In the listing below, pick out lines with "this".

——

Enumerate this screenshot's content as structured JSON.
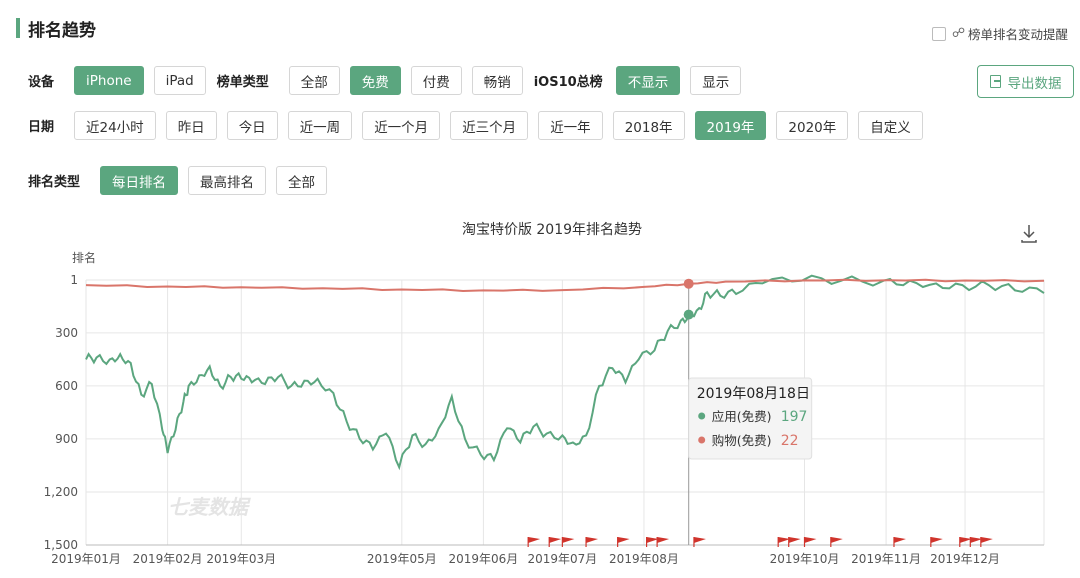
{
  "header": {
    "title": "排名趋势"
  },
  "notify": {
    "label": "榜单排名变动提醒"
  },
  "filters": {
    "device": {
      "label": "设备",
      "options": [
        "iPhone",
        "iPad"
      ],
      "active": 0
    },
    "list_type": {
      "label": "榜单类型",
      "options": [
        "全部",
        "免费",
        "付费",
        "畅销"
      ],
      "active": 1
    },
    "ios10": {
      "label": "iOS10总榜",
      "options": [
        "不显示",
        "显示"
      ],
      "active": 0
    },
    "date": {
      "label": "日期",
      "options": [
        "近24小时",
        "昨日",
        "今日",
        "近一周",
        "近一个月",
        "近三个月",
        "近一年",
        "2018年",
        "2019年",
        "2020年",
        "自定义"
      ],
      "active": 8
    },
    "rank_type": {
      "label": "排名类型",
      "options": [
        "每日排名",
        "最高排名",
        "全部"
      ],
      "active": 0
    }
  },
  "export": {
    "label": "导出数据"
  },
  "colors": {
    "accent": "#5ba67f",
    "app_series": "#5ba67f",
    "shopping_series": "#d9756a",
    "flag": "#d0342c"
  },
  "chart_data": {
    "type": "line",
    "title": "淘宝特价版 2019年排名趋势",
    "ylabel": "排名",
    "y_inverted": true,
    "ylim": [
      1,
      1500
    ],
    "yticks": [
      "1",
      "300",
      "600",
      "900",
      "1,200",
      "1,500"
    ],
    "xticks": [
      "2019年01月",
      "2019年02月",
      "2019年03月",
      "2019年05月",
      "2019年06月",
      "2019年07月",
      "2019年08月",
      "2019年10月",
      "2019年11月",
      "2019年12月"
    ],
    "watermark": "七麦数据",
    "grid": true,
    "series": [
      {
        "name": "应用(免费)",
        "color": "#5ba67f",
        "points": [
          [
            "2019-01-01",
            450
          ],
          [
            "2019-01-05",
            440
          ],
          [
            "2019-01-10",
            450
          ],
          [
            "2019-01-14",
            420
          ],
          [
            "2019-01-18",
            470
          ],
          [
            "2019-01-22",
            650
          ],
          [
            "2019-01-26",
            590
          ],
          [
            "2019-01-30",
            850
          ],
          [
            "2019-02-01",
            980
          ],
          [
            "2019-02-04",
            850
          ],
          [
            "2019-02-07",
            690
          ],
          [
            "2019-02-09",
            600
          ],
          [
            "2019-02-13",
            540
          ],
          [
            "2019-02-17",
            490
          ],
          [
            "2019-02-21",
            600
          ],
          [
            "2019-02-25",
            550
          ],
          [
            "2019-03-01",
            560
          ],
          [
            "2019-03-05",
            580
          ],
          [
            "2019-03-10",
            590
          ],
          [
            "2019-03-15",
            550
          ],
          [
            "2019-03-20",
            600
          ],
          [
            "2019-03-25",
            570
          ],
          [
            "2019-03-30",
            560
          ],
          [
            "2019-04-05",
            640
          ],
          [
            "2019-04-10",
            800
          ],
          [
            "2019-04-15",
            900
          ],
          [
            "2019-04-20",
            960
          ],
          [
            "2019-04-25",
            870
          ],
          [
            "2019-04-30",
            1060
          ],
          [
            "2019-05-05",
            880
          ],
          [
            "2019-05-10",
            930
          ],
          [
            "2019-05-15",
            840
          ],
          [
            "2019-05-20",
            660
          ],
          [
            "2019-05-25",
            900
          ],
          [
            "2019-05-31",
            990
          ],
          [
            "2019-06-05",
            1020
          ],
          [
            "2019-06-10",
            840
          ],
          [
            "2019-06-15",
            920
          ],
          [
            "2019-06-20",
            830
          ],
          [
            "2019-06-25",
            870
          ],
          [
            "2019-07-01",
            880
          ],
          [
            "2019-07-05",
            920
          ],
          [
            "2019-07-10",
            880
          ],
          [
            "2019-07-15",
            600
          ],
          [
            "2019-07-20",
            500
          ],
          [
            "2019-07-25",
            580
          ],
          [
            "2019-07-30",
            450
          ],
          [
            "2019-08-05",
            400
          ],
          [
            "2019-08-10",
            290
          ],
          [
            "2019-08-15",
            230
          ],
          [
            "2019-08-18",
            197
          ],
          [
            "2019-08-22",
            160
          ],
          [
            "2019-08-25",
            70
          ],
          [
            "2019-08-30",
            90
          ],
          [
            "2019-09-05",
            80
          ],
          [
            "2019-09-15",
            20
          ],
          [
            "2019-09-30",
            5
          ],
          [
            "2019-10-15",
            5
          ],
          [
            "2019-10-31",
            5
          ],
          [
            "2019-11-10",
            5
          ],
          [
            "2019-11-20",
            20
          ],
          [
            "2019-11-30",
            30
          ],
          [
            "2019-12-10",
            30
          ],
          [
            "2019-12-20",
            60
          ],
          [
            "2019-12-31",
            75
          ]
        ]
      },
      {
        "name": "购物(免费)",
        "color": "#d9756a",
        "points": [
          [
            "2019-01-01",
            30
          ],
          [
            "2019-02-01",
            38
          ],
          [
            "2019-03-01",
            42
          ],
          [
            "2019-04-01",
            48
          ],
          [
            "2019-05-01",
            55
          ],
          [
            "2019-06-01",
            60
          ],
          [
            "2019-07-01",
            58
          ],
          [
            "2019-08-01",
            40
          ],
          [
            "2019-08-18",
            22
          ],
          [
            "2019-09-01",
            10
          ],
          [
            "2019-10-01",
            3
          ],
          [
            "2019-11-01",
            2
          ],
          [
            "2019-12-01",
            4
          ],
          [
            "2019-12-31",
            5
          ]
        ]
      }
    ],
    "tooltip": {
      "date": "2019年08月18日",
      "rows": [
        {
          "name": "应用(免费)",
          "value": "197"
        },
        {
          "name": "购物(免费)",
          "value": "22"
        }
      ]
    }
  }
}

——

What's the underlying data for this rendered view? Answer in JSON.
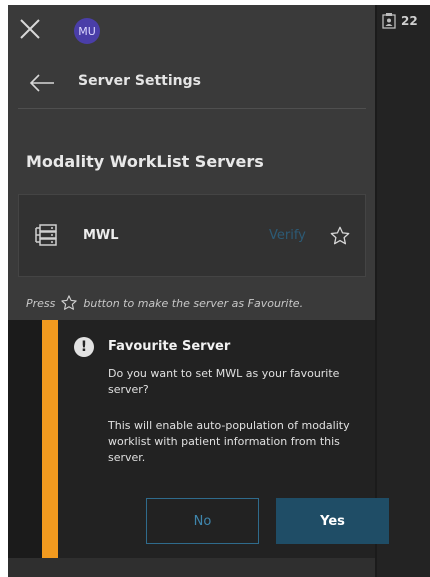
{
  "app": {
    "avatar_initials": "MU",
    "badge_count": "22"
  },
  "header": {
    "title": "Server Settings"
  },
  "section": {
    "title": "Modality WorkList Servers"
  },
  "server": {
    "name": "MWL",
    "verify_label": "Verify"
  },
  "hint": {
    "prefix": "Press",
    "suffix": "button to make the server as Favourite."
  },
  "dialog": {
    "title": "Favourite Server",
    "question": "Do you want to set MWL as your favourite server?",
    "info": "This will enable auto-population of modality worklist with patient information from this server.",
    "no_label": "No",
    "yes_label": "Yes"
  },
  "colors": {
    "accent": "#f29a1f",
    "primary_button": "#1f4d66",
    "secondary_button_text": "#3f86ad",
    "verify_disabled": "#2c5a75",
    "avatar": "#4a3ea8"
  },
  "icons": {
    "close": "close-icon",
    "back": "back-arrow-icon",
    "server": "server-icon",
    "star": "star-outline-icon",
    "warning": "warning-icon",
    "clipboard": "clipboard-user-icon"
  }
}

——

**Answer**
Enumerate this screenshot's content as structured JSON.
What's the underlying data for this rendered view? Answer in JSON.
    "info": "This will enable auto-population of modality worklist with patient information from this server.",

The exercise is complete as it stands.